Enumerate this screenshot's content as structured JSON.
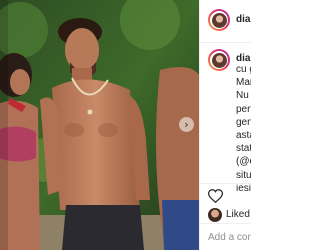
{
  "post": {
    "username": "dian",
    "media": {
      "alt": "Post photo"
    },
    "next_icon": "chevron-right-icon",
    "caption_lines": [
      "cu g",
      "Mar",
      "Nu e",
      "perf",
      "gen",
      "asta",
      "stat",
      "(@e",
      "situ",
      "iesir"
    ],
    "liked_by_text": "Liked by",
    "comment_placeholder": "Add a comm"
  },
  "colors": {
    "avatar_ring_start": "#f6a548",
    "avatar_ring_end": "#b02fa7",
    "divider": "#efefef",
    "text": "#262626",
    "muted": "#8e8e8e"
  }
}
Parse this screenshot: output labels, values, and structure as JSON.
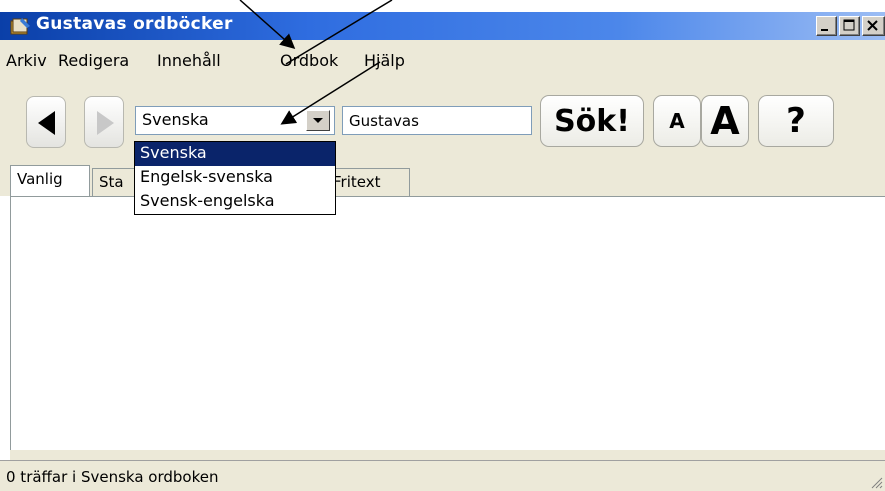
{
  "window": {
    "title": "Gustavas ordböcker"
  },
  "menu": [
    {
      "label": "Arkiv"
    },
    {
      "label": "Redigera"
    },
    {
      "label": "Innehåll"
    },
    {
      "label": "Ordbok"
    },
    {
      "label": "Hjälp"
    }
  ],
  "toolbar": {
    "dictionary_select": {
      "value": "Svenska"
    },
    "search": {
      "value": "Gustavas"
    },
    "search_button_label": "Sök!",
    "font_small_label": "A",
    "font_large_label": "A",
    "help_label": "?"
  },
  "dropdown": {
    "options": [
      "Svenska",
      "Engelsk-svenska",
      "Svensk-engelska"
    ],
    "selected_index": 0
  },
  "tabs": [
    {
      "label": "Vanlig",
      "active": true
    },
    {
      "label": "Sta"
    },
    {
      "label": "Fritext"
    }
  ],
  "status": {
    "text": "0 träffar i Svenska ordboken"
  },
  "colors": {
    "titlebar": "#2f6de0",
    "selection": "#0a246a",
    "chrome": "#ece9d8"
  }
}
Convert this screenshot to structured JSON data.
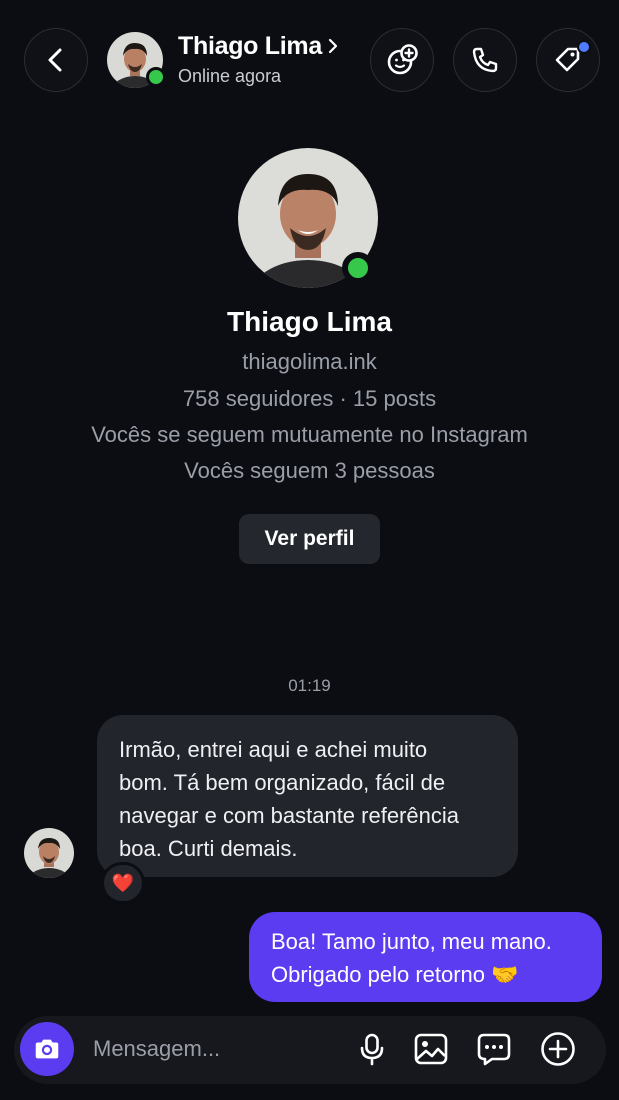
{
  "header": {
    "name": "Thiago Lima",
    "status": "Online agora",
    "icons": [
      "back-icon",
      "chevron-right-icon",
      "sticker-add-icon",
      "phone-icon",
      "tag-icon"
    ]
  },
  "profile": {
    "name": "Thiago Lima",
    "username": "thiagolima.ink",
    "stats": "758 seguidores · 15 posts",
    "mutual": "Vocês se seguem mutuamente no Instagram",
    "following": "Vocês seguem 3 pessoas",
    "view_button": "Ver perfil"
  },
  "chat": {
    "timestamp": "01:19",
    "messages": [
      {
        "from": "Thiago Lima",
        "lines": [
          "Irmão, entrei aqui e achei muito",
          "bom. Tá bem organizado, fácil de",
          "navegar e com bastante referência",
          "boa. Curti demais."
        ],
        "reaction": "❤️"
      },
      {
        "from": "me",
        "lines": [
          "Boa! Tamo junto, meu mano.",
          "Obrigado pelo retorno 🤝"
        ]
      }
    ]
  },
  "composer": {
    "placeholder": "Mensagem...",
    "icons": [
      "camera-icon",
      "microphone-icon",
      "gallery-icon",
      "chat-bubble-icon",
      "plus-circle-icon"
    ]
  },
  "colors": {
    "background": "#0b0d12",
    "accent": "#5b3cf0",
    "online": "#35c84a",
    "notification_dot": "#4f7cff",
    "bubble_incoming": "#23252c"
  }
}
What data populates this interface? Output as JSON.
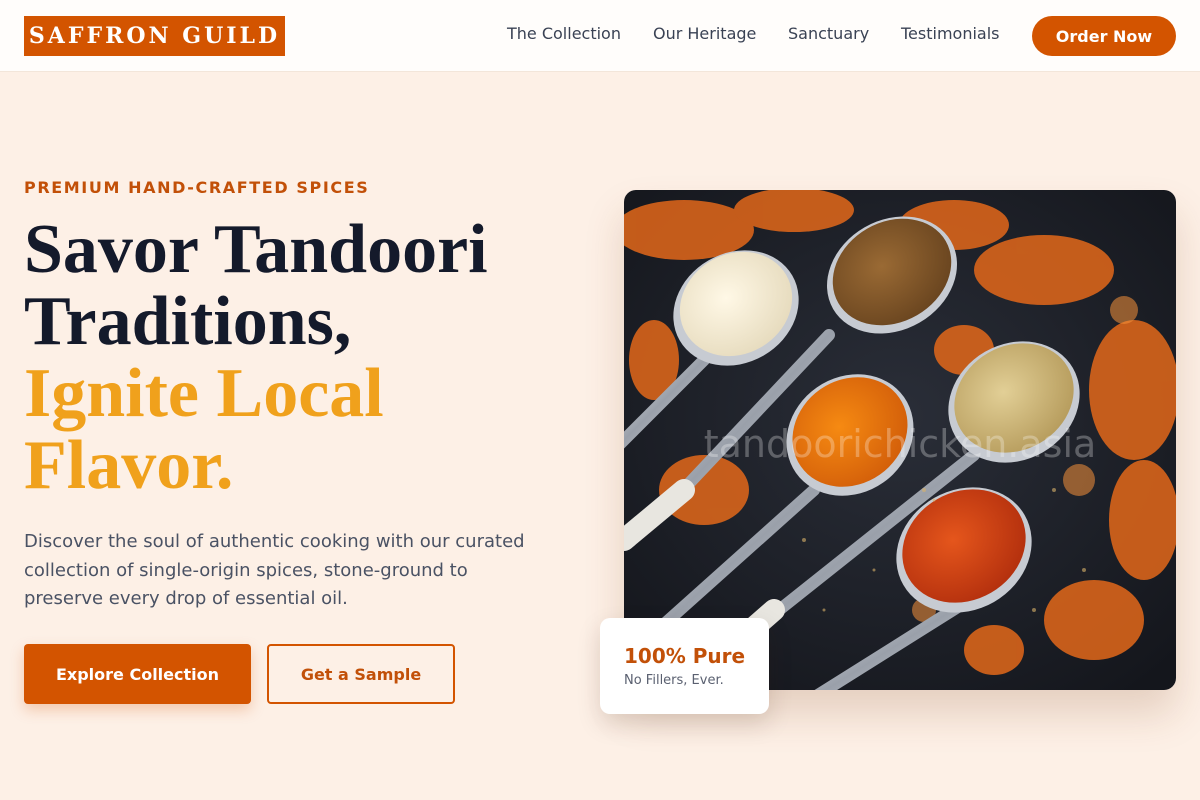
{
  "header": {
    "logo": "SAFFRON GUILD",
    "nav": [
      "The Collection",
      "Our Heritage",
      "Sanctuary",
      "Testimonials"
    ],
    "cta": "Order Now"
  },
  "hero": {
    "eyebrow": "PREMIUM HAND-CRAFTED SPICES",
    "headline_line1": "Savor Tandoori",
    "headline_line2": "Traditions,",
    "headline_accent1": "Ignite Local",
    "headline_accent2": "Flavor.",
    "description": "Discover the soul of authentic cooking with our curated collection of single-origin spices, stone-ground to preserve every drop of essential oil.",
    "primary_button": "Explore Collection",
    "secondary_button": "Get a Sample",
    "image_watermark": "tandoorichicken.asia",
    "badge_title": "100% Pure",
    "badge_subtitle": "No Fillers, Ever."
  },
  "colors": {
    "brand": "#d35400",
    "accent": "#f0a11c",
    "background": "#fdf0e6",
    "headline": "#141a2b"
  }
}
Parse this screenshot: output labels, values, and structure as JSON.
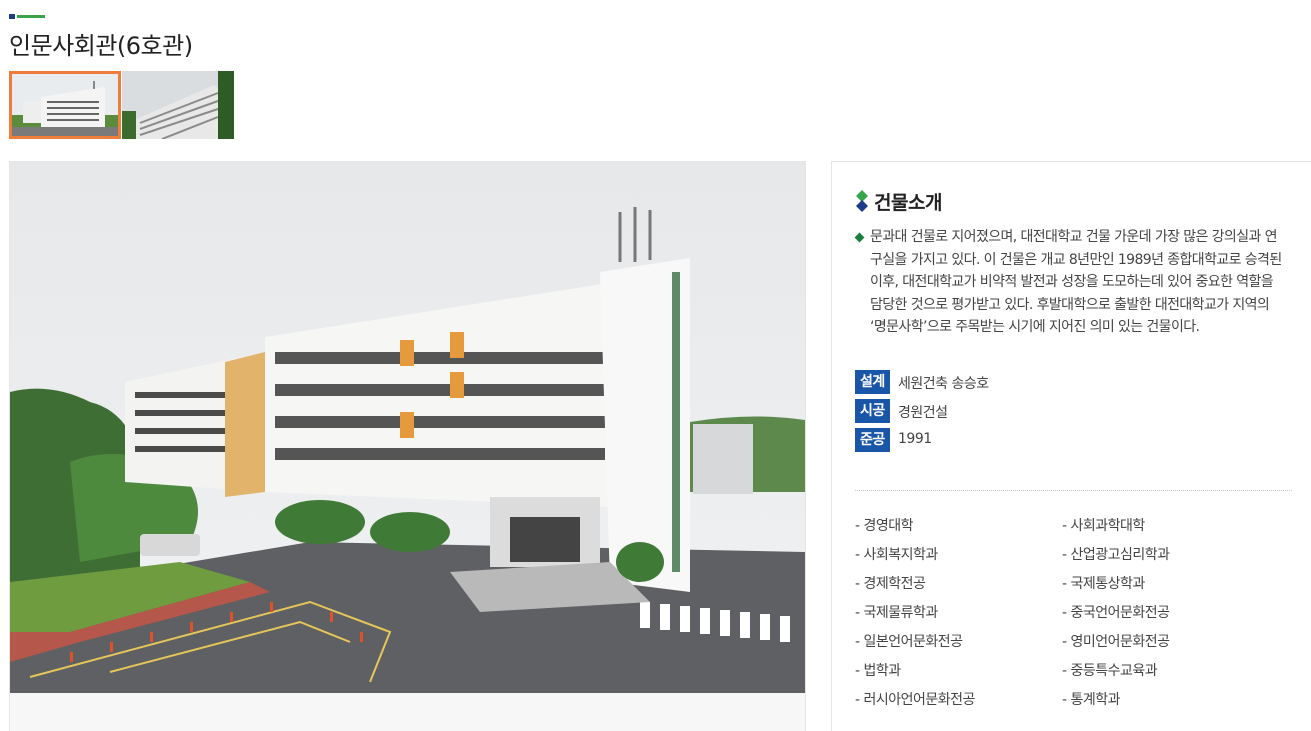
{
  "page": {
    "title": "인문사회관(6호관)"
  },
  "thumbnails": [
    {
      "name": "building-front-thumbnail",
      "selected": true
    },
    {
      "name": "building-side-thumbnail",
      "selected": false
    }
  ],
  "info": {
    "section_title": "건물소개",
    "description": "문과대 건물로 지어졌으며, 대전대학교 건물 가운데 가장 많은 강의실과 연구실을 가지고 있다. 이 건물은 개교 8년만인 1989년 종합대학교로 승격된 이후, 대전대학교가 비약적 발전과 성장을 도모하는데 있어 중요한 역할을 담당한 것으로 평가받고 있다. 후발대학으로 출발한 대전대학교가 지역의 ‘명문사학’으로 주목받는 시기에 지어진 의미 있는 건물이다.",
    "facts": [
      {
        "label": "설계",
        "value": "세원건축 송승호"
      },
      {
        "label": "시공",
        "value": "경원건설"
      },
      {
        "label": "준공",
        "value": "1991"
      }
    ],
    "departments": [
      "- 경영대학",
      "- 사회과학대학",
      "- 사회복지학과",
      "- 산업광고심리학과",
      "- 경제학전공",
      "- 국제통상학과",
      "- 국제물류학과",
      "- 중국언어문화전공",
      "- 일본언어문화전공",
      "- 영미언어문화전공",
      "- 법학과",
      "- 중등특수교육과",
      "- 러시아언어문화전공",
      "- 통계학과"
    ]
  },
  "colors": {
    "accent_blue": "#1a56a8",
    "accent_green": "#3aa548",
    "thumb_selected_border": "#f07c3c"
  },
  "icons": {
    "section_icon": "diamond-icon",
    "bullet_icon": "diamond-bullet-icon"
  }
}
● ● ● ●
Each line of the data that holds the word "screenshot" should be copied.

● **SOLUTION**:
Enumerate this screenshot's content as structured JSON.
Parse this screenshot: output labels, values, and structure as JSON.
Convert this screenshot to structured JSON data.
Parse this screenshot: output labels, values, and structure as JSON.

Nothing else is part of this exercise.